→ **Task statement**: Print the listing below exactly. Leave nothing out.
++++++++++
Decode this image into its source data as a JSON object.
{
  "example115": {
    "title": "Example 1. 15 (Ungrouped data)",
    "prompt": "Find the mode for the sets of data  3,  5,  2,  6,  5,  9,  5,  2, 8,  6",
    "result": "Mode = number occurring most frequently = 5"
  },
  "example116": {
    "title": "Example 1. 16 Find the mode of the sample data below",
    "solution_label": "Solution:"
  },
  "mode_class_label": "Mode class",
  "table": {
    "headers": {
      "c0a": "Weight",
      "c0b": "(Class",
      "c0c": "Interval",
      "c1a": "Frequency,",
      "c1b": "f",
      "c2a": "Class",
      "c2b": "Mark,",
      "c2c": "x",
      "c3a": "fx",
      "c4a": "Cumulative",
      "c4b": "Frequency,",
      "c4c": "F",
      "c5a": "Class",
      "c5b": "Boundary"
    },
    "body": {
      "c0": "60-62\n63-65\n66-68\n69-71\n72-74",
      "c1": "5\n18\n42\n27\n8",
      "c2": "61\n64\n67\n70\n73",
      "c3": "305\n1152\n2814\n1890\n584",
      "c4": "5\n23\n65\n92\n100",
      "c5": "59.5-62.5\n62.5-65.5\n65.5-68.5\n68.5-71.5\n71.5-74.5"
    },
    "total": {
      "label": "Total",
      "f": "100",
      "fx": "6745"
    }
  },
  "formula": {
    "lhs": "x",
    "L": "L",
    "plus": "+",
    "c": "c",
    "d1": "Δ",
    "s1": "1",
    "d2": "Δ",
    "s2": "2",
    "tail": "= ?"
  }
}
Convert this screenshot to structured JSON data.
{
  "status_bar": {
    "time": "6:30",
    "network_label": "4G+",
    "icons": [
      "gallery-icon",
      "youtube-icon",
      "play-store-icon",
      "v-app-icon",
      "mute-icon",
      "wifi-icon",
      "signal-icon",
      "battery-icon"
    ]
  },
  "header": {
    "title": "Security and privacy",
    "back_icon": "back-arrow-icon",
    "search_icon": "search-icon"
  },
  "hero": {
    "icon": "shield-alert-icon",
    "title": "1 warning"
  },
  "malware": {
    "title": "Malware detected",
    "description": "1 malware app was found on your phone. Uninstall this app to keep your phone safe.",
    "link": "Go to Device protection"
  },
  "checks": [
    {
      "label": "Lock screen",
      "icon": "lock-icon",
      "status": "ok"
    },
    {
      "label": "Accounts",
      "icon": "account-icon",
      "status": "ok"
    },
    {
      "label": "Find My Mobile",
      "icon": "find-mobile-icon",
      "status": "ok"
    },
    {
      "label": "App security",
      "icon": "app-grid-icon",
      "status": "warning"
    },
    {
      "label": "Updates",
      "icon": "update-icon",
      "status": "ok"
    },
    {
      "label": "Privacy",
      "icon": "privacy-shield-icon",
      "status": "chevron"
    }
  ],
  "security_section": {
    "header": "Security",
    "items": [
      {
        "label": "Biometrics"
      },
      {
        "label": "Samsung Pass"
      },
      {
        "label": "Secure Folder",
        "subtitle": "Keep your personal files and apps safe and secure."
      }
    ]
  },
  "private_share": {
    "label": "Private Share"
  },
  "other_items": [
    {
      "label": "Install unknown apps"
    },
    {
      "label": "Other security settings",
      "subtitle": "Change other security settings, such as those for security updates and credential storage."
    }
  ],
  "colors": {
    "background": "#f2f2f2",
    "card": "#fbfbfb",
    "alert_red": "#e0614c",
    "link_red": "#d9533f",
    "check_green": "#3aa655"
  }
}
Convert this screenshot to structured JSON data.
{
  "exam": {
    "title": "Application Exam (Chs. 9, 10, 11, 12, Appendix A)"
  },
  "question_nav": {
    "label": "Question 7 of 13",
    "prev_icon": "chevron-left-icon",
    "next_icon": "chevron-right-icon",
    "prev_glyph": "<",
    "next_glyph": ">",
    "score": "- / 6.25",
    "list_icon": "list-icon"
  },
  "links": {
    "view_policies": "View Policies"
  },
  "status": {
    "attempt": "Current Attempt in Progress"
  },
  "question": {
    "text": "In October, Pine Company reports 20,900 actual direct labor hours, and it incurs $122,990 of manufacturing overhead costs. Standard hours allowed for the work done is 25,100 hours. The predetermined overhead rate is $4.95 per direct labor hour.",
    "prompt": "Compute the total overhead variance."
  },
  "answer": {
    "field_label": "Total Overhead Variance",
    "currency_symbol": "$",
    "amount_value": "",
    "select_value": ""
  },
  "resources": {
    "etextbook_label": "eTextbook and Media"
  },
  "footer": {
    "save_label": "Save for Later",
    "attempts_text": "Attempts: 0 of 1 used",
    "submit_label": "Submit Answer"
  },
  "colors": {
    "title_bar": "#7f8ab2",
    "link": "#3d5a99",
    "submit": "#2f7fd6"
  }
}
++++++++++
→ **Answer box**:
Decode this image into its source data as a JSON object.
{
  "example115": {
    "title": "Example 1. 15 (Ungrouped data)",
    "prompt": "Find the mode for the sets of data  3,  5,  2,  6,  5,  9,  5,  2, 8,  6",
    "result": "Mode = number occurring most frequently = 5"
  },
  "example116": {
    "title": "Example 1. 16 Find the mode of the sample data below",
    "solution_label": "Solution:"
  },
  "mode_class_label": "Mode class",
  "table": {
    "headers": {
      "c0a": "Weight",
      "c0b": "(Class",
      "c0c": "Interval",
      "c1a": "Frequency,",
      "c1b": "f",
      "c2a": "Class",
      "c2b": "Mark,",
      "c2c": "x",
      "c3a": "fx",
      "c4a": "Cumulative",
      "c4b": "Frequency,",
      "c4c": "F",
      "c5a": "Class",
      "c5b": "Boundary"
    },
    "body": {
      "c0": "60-62\n63-65\n66-68\n69-71\n72-74",
      "c1": "5\n18\n42\n27\n8",
      "c2": "61\n64\n67\n70\n73",
      "c3": "305\n1152\n2814\n1890\n584",
      "c4": "5\n23\n65\n92\n100",
      "c5": "59.5-62.5\n62.5-65.5\n65.5-68.5\n68.5-71.5\n71.5-74.5"
    },
    "total": {
      "label": "Total",
      "f": "100",
      "fx": "6745"
    }
  },
  "formula": {
    "lhs": "x",
    "L": "L",
    "plus": "+",
    "c": "c",
    "d1": "Δ",
    "s1": "1",
    "d2": "Δ",
    "s2": "2",
    "tail": "= ?"
  }
}
Convert this screenshot to structured JSON data.
{
  "status_bar": {
    "time": "6:30",
    "network_label": "4G+",
    "icons": [
      "gallery-icon",
      "youtube-icon",
      "play-store-icon",
      "v-app-icon",
      "mute-icon",
      "wifi-icon",
      "signal-icon",
      "battery-icon"
    ]
  },
  "header": {
    "title": "Security and privacy",
    "back_icon": "back-arrow-icon",
    "search_icon": "search-icon"
  },
  "hero": {
    "icon": "shield-alert-icon",
    "title": "1 warning"
  },
  "malware": {
    "title": "Malware detected",
    "description": "1 malware app was found on your phone. Uninstall this app to keep your phone safe.",
    "link": "Go to Device protection"
  },
  "checks": [
    {
      "label": "Lock screen",
      "icon": "lock-icon",
      "status": "ok"
    },
    {
      "label": "Accounts",
      "icon": "account-icon",
      "status": "ok"
    },
    {
      "label": "Find My Mobile",
      "icon": "find-mobile-icon",
      "status": "ok"
    },
    {
      "label": "App security",
      "icon": "app-grid-icon",
      "status": "warning"
    },
    {
      "label": "Updates",
      "icon": "update-icon",
      "status": "ok"
    },
    {
      "label": "Privacy",
      "icon": "privacy-shield-icon",
      "status": "chevron"
    }
  ],
  "security_section": {
    "header": "Security",
    "items": [
      {
        "label": "Biometrics"
      },
      {
        "label": "Samsung Pass"
      },
      {
        "label": "Secure Folder",
        "subtitle": "Keep your personal files and apps safe and secure."
      }
    ]
  },
  "private_share": {
    "label": "Private Share"
  },
  "other_items": [
    {
      "label": "Install unknown apps"
    },
    {
      "label": "Other security settings",
      "subtitle": "Change other security settings, such as those for security updates and credential storage."
    }
  ],
  "colors": {
    "background": "#f2f2f2",
    "card": "#fbfbfb",
    "alert_red": "#e0614c",
    "link_red": "#d9533f",
    "check_green": "#3aa655"
  }
}
Convert this screenshot to structured JSON data.
{
  "exam": {
    "title": "Application Exam (Chs. 9, 10, 11, 12, Appendix A)"
  },
  "question_nav": {
    "label": "Question 7 of 13",
    "prev_icon": "chevron-left-icon",
    "next_icon": "chevron-right-icon",
    "prev_glyph": "<",
    "next_glyph": ">",
    "score": "- / 6.25",
    "list_icon": "list-icon"
  },
  "links": {
    "view_policies": "View Policies"
  },
  "status": {
    "attempt": "Current Attempt in Progress"
  },
  "question": {
    "text": "In October, Pine Company reports 20,900 actual direct labor hours, and it incurs $122,990 of manufacturing overhead costs. Standard hours allowed for the work done is 25,100 hours. The predetermined overhead rate is $4.95 per direct labor hour.",
    "prompt": "Compute the total overhead variance."
  },
  "answer": {
    "field_label": "Total Overhead Variance",
    "currency_symbol": "$",
    "amount_value": "",
    "select_value": ""
  },
  "resources": {
    "etextbook_label": "eTextbook and Media"
  },
  "footer": {
    "save_label": "Save for Later",
    "attempts_text": "Attempts: 0 of 1 used",
    "submit_label": "Submit Answer"
  },
  "colors": {
    "title_bar": "#7f8ab2",
    "link": "#3d5a99",
    "submit": "#2f7fd6"
  }
}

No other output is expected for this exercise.